July 8 (Bloomberg) -- Britain’s economy could be in line for a period of “strong catch-up growth” once it gets through the current weakness, according to Capital Economics Ltd.
Capital, founded by former U.K. Treasury adviser Roger Bootle, forecast today that the economy could grow at a 4 percent annual rate in the second half of the decade. It said the recession appears to have done little permanent damage and the economy should benefit as its supply potential recovers.
The optimistic outlook follows data showing the economy strengthened in the second quarter and marks a shift in tone for the often-pessimistic forecaster. In a Bloomberg News survey of economists last month, Capital projected 2013 U.K. growth of just 0.2 percent, the lowest among 47 estimates.
“Contrary to the popular belief that we are the eternal ‘Eeyores’ of the economics world, we believe that the U.K. economy could yet stage a strong comeback once the challenges of the next year or two are over,” Capital said, referring to the pessimistic donkey in A.A Milne’s Winnie-the-Pooh books.

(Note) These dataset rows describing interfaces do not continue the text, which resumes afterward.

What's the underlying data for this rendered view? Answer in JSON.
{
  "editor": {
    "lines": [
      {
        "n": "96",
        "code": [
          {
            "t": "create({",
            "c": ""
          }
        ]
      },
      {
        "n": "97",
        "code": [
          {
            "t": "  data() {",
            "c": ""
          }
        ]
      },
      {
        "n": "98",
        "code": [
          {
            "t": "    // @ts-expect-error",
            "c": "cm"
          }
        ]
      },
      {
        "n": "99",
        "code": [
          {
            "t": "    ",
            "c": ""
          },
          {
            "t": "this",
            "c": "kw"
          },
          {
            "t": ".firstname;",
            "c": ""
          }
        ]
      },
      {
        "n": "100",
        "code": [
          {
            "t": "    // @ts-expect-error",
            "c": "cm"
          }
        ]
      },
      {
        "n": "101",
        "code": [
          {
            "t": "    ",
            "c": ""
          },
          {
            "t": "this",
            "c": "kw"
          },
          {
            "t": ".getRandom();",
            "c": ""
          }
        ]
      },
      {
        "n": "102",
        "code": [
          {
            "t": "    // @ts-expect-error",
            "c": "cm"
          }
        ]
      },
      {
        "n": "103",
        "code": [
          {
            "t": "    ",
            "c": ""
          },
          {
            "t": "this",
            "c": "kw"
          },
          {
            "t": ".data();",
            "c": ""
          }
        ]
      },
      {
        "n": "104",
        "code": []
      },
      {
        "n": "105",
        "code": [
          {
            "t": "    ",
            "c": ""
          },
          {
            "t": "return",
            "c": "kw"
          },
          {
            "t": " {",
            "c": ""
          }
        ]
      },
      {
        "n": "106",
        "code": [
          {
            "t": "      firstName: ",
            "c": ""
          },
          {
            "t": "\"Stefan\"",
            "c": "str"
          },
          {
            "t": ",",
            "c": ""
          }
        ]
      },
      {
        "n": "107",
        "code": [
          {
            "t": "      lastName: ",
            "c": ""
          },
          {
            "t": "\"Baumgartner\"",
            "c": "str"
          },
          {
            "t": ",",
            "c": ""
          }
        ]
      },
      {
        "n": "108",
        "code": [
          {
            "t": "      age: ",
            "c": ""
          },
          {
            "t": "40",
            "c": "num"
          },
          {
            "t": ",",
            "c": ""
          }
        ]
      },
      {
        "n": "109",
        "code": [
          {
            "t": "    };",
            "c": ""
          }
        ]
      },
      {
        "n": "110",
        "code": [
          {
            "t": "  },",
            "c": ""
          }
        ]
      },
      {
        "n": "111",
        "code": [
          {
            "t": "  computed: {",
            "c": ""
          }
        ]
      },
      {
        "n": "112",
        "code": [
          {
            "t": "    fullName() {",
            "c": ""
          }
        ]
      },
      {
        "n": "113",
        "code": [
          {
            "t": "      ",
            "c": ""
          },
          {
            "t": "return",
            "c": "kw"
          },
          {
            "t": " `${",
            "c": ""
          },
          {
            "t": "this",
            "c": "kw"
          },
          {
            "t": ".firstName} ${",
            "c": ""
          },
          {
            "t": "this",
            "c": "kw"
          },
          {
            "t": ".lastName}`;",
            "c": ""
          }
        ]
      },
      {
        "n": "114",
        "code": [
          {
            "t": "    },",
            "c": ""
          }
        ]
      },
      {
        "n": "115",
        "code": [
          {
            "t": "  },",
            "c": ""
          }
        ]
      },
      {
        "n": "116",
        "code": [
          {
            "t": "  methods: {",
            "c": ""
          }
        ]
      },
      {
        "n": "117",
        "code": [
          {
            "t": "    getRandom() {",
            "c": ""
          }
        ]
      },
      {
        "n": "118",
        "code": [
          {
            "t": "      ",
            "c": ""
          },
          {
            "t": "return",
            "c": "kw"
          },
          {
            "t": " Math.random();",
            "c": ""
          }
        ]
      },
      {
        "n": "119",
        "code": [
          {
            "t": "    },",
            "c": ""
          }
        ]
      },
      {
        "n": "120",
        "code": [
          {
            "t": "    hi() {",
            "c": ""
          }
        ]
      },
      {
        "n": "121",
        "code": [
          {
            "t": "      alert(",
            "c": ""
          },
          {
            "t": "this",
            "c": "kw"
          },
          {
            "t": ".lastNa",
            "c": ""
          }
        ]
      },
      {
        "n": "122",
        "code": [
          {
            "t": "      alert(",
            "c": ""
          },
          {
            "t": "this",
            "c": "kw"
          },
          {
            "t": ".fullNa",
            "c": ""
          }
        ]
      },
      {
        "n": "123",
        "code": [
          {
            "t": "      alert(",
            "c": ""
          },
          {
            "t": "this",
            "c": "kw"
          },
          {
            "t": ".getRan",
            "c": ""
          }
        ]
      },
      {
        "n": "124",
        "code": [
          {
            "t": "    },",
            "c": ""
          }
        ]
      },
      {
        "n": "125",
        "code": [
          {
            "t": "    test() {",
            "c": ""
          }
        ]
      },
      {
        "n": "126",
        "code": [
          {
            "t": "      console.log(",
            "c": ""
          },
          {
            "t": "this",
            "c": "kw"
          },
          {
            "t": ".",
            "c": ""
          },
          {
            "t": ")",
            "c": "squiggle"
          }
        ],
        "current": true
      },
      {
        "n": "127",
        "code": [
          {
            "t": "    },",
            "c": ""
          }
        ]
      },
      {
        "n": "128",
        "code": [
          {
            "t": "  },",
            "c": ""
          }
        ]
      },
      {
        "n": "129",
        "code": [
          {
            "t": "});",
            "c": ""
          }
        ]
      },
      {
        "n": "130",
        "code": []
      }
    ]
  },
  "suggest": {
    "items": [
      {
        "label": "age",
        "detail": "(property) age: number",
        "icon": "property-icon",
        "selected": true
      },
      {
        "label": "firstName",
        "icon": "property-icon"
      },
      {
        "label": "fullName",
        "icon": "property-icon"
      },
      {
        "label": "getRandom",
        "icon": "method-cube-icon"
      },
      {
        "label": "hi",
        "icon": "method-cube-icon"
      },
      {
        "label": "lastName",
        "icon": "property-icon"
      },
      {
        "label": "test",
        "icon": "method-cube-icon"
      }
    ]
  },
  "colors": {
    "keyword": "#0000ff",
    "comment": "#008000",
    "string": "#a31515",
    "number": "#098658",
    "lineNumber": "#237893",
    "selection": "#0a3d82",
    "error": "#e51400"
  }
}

In its latest forecasts, Capital sees the economy growing 0.8 percent this year and 1.5 percent in 2014. While gross domestic product is 15 percent below the level it would have reached under the pre-recession trend, Capital said its unlikely the recession permanently eliminated this much supply potential.
Growth could be bolstered “as these idle resources are fully utilized,” it said. “What’s more, we believe that the type of growth will be more favorable. With the manufacturing, energy and construction sectors leading the way, the economy should finally become better balanced.”
Separately today, BDO LLP said its indexes of U.K. business confidence and output both rose to 13-month highs in June. The sentiment gauge climbed for a fifth consecutive month to 94.3 from 93.6 in May, while a measure of output advanced to 94.9 from 94.4. Still, both indexes remain below the 95 threshold that indicates growth, BDO said.
In its analysis, Capital also cited the potential impact of new Bank of England Governor Mark Carney, whose arrival “could trigger more support from monetary policy.”
The BOE said July 4 it will keep interest rates at a record low for longer than investors had expected. The statement after Carney’s first policy meeting, followed a rout in global bond markets sparked by Federal Reserve Chairman Ben S. Bernanke’s comments on the U.S. central bank tapering its monthly stimulus.
“While it’s encouraging to see confidence continuing to improve, we should be mindful of the zig-zag trend that has characterized U.K. business confidence since 2008,” BDO partner Peter Hemington said. “The worry is financial market turmoil arising from the actions of the Federal Reserve will choke off yet another nascent U.K. recovery.”
To contact the reporter on this story: Scott Hamilton in London at email@example.com
To contact the editor responsible for this story: Craig Stirling at firstname.lastname@example.org